╭──
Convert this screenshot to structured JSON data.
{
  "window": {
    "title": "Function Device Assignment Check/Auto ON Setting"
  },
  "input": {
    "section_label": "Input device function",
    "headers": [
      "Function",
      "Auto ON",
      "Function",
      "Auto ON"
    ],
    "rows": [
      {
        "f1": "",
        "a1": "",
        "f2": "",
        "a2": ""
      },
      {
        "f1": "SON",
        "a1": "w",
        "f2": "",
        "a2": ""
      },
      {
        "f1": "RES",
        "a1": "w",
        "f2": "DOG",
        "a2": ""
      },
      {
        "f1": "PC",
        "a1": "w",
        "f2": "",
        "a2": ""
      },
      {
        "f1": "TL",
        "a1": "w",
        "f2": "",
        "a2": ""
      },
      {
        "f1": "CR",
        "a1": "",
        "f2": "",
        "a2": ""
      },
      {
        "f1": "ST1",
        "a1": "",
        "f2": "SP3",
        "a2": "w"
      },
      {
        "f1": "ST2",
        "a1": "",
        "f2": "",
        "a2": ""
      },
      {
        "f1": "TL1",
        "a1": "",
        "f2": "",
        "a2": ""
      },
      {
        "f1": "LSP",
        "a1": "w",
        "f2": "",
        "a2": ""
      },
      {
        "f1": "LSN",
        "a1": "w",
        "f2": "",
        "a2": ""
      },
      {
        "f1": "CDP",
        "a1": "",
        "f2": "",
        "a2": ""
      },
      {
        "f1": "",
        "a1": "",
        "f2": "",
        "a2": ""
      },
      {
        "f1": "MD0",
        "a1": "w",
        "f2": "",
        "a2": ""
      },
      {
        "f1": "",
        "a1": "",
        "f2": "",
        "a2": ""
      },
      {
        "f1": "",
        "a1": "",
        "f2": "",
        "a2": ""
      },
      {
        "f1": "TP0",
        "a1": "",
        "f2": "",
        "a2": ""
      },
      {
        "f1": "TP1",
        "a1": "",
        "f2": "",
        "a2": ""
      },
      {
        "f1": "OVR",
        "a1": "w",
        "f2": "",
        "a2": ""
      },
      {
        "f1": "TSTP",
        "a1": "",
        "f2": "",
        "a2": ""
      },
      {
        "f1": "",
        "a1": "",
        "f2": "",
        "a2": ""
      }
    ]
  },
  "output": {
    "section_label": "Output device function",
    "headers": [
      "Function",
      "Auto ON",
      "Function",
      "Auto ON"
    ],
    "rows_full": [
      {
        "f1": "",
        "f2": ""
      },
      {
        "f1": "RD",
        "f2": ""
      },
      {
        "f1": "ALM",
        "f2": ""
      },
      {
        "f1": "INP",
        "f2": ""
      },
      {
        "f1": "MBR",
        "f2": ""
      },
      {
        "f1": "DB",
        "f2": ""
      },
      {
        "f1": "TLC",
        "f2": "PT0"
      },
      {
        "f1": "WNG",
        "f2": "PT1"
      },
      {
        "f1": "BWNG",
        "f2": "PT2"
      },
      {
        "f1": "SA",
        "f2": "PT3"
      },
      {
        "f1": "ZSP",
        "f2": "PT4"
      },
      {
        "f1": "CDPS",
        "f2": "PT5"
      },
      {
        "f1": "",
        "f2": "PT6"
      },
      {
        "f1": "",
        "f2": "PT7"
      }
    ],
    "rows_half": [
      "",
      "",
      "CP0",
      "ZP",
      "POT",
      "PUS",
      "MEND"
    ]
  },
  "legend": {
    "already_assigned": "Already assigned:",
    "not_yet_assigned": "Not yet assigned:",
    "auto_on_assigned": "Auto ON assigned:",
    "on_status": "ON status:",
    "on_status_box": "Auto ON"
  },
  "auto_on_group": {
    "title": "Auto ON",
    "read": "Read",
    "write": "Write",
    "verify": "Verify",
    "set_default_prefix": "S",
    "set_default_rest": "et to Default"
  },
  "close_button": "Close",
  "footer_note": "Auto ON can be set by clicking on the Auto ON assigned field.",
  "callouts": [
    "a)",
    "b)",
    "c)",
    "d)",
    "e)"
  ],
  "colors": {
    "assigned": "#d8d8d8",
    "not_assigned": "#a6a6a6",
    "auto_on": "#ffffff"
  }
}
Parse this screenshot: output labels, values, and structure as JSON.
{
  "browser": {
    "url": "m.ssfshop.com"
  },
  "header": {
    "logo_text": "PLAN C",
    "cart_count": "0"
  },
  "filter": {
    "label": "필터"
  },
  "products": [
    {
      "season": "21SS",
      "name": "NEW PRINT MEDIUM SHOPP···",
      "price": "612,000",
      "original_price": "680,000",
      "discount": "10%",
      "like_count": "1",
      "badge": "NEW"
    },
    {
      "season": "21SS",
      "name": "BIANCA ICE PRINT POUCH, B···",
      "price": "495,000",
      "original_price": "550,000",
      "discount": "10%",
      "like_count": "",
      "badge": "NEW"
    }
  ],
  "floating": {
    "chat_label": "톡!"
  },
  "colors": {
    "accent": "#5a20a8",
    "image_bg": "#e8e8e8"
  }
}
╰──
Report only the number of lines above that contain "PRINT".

2